With millions of people moving to urban areas in USAID partner countries around the world each year, many USAID staff are thinking carefully about how USAID can assist in addressing the urban service delivery, infrastructure, and governance challenges they will face.  Over a third of interviewees raised the connections between urban issues and the Journey to Self-Reliance when asked about strategic priorities or trends within USAID that could affect how the Urban Policy will be implemented going forward. Many identified overlaps and opportunities for strengthening sustainable urban service delivery and carrying out the Policy’s principles in supporting the Journey to Self-Reliance.


USAID can and should play a more effective role in partnering for solutions to the complex challenges of urbanization and urban service delivery. The following recommendations suggest how USAID could update and build on the Urban Policy to address those issues and capitalize on cities as engines of growth and opportunity. USAID can take several steps to address some of the fundamental constraints to the implementation of the Urban Policy, even within the scope of existing resources and capacity.

1.    Raise Awareness of the Urban Policy and Urbanization Trends/Issues

  • Use evidence and data to elevate the Urban Policy and urban issues
  • Facilitate stronger Agency-wide data collection and understanding about urban programming
  • Elevate Agency-wide attention to urban issues and better articulate the alignment between Agency priorities and urban approaches

2.    Enhance Integration of the Urban Policy and Urban Issues in the Program Cycle and Strategic Planning

  • Provide tools and guidance to help Missions and Operating Units more effectively consider how addressing urbanization and sustainable urban services helps achieve development objectives in CDCSs, PADs, and solicitations
  • Prepare criteria to help Missions identify when an urban assessment would be most relevant
  • Improve access to urbanization and service delivery data to measure progress in advancing the Policy, capitalizing on metrics linked to the Journey to Self-Reliance

3.    Build USAID’s Capacity and Expertise on Urban Programming and Implementation

  • Pilot more holistic, place-based, and/or integrated governance approaches
  • Design training and tools that help staff assimilate USAID’s urban experience into their thinking, designs, and implementation
  • Create guides and evidence-based documentation to help Missions easily absorb urban information.

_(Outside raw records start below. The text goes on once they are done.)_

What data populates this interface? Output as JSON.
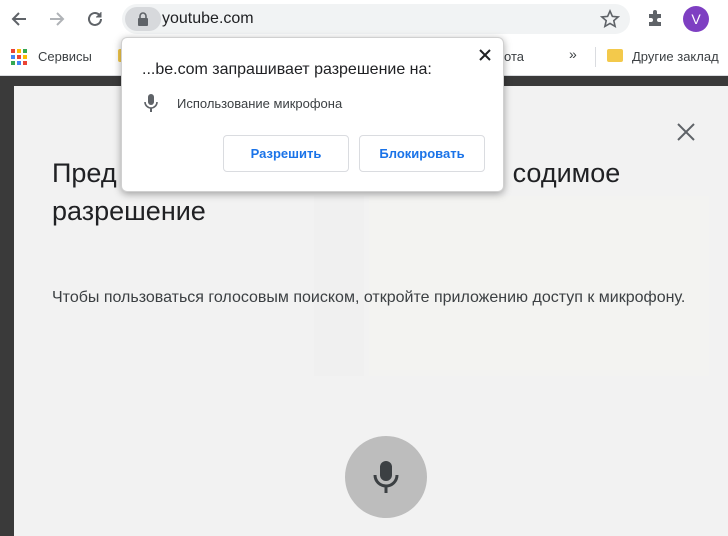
{
  "browser": {
    "url": "youtube.com",
    "avatar_letter": "V",
    "colors": {
      "avatar": "#7e3fc2",
      "accent": "#1a73e8"
    }
  },
  "bookmarks": {
    "apps_label": "Сервисы",
    "partial_label": "ота",
    "more_label": "»",
    "other_label": "Другие заклад"
  },
  "modal": {
    "title_left": "Пред",
    "title_right": "содимое",
    "title_line2": "разрешение",
    "body": "Чтобы пользоваться голосовым поиском, откройте приложению доступ к микрофону."
  },
  "permission_popup": {
    "title": "...be.com запрашивает разрешение на:",
    "permission": "Использование микрофона",
    "allow_label": "Разрешить",
    "block_label": "Блокировать"
  }
}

Share tools, success stories, and trend analyses using Agency notices and websites like UrbanLinks, ClimateLinks, and LandLinks
  • Integrate urban considerations and approaches in curricula of existing trainings and orientations, and develop new urban trainings
  • Activate urban planning alumni networks in the United States and host countries

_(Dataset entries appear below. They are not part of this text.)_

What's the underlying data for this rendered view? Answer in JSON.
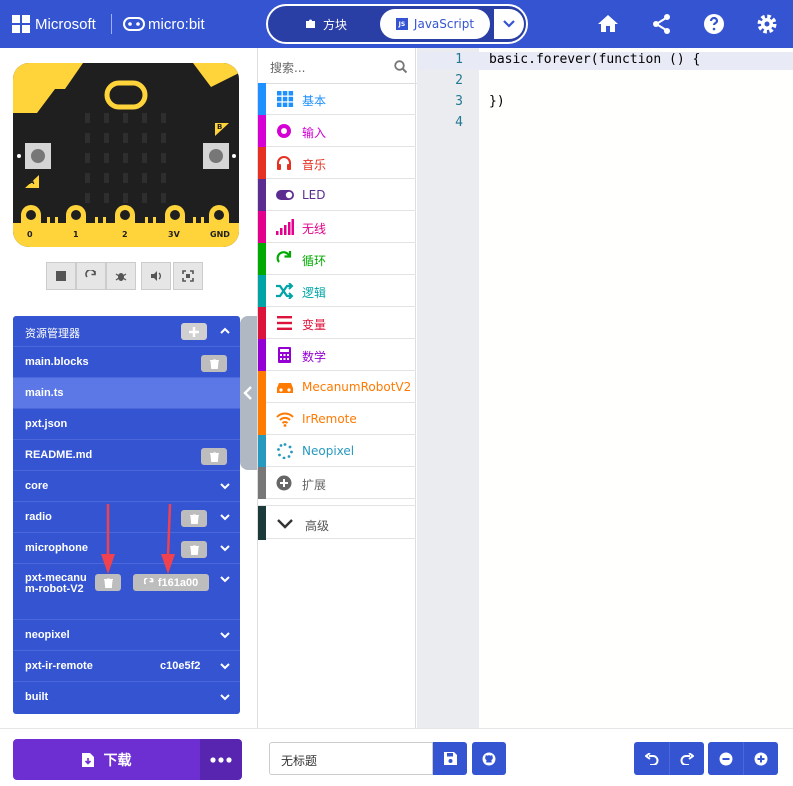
{
  "header": {
    "brand": "Microsoft",
    "product": "micro:bit",
    "mode_blocks": "方块",
    "mode_js": "JavaScript",
    "icons": [
      "home-icon",
      "share-icon",
      "help-icon",
      "settings-icon"
    ]
  },
  "simulator": {
    "pin_labels": [
      "0",
      "1",
      "2",
      "3V",
      "GND"
    ],
    "button_a": "A",
    "button_b": "B",
    "controls": [
      "stop-icon",
      "restart-icon",
      "debug-icon",
      "sound-icon",
      "fullscreen-icon"
    ]
  },
  "explorer": {
    "title": "资源管理器",
    "files": [
      {
        "name": "main.blocks",
        "trash": true,
        "selected": false
      },
      {
        "name": "main.ts",
        "trash": false,
        "selected": true
      },
      {
        "name": "pxt.json",
        "trash": false,
        "selected": false
      },
      {
        "name": "README.md",
        "trash": true,
        "selected": false
      },
      {
        "name": "core",
        "trash": false,
        "chevron": true
      },
      {
        "name": "radio",
        "trash": true,
        "chevron": true
      },
      {
        "name": "microphone",
        "trash": true,
        "chevron": true
      },
      {
        "name": "pxt-mecanum-robot-V2",
        "trash": true,
        "chevron": true,
        "version": "f161a00"
      },
      {
        "name": "neopixel",
        "trash": false,
        "chevron": true
      },
      {
        "name": "pxt-ir-remote",
        "trash": false,
        "chevron": true,
        "version": "c10e5f2"
      },
      {
        "name": "built",
        "trash": false,
        "chevron": true
      }
    ]
  },
  "toolbox": {
    "search_placeholder": "搜索...",
    "categories": [
      {
        "label": "基本",
        "color": "#1e90ff",
        "icon": "grid-icon"
      },
      {
        "label": "输入",
        "color": "#d400d4",
        "icon": "target-icon"
      },
      {
        "label": "音乐",
        "color": "#e63022",
        "icon": "headphones-icon"
      },
      {
        "label": "LED",
        "color": "#5c2d91",
        "icon": "toggle-icon"
      },
      {
        "label": "无线",
        "color": "#e3008c",
        "icon": "signal-icon"
      },
      {
        "label": "循环",
        "color": "#00aa00",
        "icon": "refresh-icon"
      },
      {
        "label": "逻辑",
        "color": "#00a4a6",
        "icon": "shuffle-icon"
      },
      {
        "label": "变量",
        "color": "#dc143c",
        "icon": "list-icon"
      },
      {
        "label": "数学",
        "color": "#9400d3",
        "icon": "calculator-icon"
      },
      {
        "label": "MecanumRobotV2",
        "color": "#ff7a00",
        "icon": "car-icon"
      },
      {
        "label": "IrRemote",
        "color": "#ff7a00",
        "icon": "wifi-icon"
      },
      {
        "label": "Neopixel",
        "color": "#2699bf",
        "icon": "dots-icon"
      },
      {
        "label": "扩展",
        "color": "#777777",
        "icon": "plus-circle-icon"
      }
    ],
    "advanced": "高级"
  },
  "editor": {
    "lines": [
      {
        "n": "1",
        "text": "basic.forever(function () {"
      },
      {
        "n": "2",
        "text": ""
      },
      {
        "n": "3",
        "text": "})"
      },
      {
        "n": "4",
        "text": ""
      }
    ]
  },
  "footer": {
    "download_label": "下载",
    "project_name": "无标题",
    "icons": [
      "save-icon",
      "github-icon",
      "undo-icon",
      "redo-icon",
      "zoom-out-icon",
      "zoom-in-icon"
    ]
  }
}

4.    Strengthen Leadership and Institutional Support Structures

  • Appoint a high-level Senior Advisor on Urbanization and Development
  • Expand the capacity of the Urban Team to provide technical assistance and training and build up the Urban Expert Working Group and other coordination mechanisms
  • Address misunderstood constraints on earmarked funding and identify areas of funding flexibility
  • Identify Urban Points of Contact in Missions/Operating Units where urban issues are most relevant

  1. The assessment was drafted by Rebecca Lawrence, with contributions from Lauren Baker, Nada Petrovic, Irena Sargsyan, and James Ladi Williams.
  2. USAID Sustainable Service Delivery in an Increasingly Urbanized World Policy, p. 8
  3. A CDCS lays out the strategy that defines a Mission’s chosen approach in country and provides a focal point of the broader context for projects and activities. A RDCS is a strategy similar to a CDCS for a regional platform or program (ADS 201).
  4. A PAD documents the complete project design and serves as the reference document for project approval and subsequent implementation. A project consists of a set of complementary activities, over an established timeline and budget, intended to achieve a discrete development result, often aligned with an Intermediate Result (IR) in the CDCS Results Framework (ADS 201).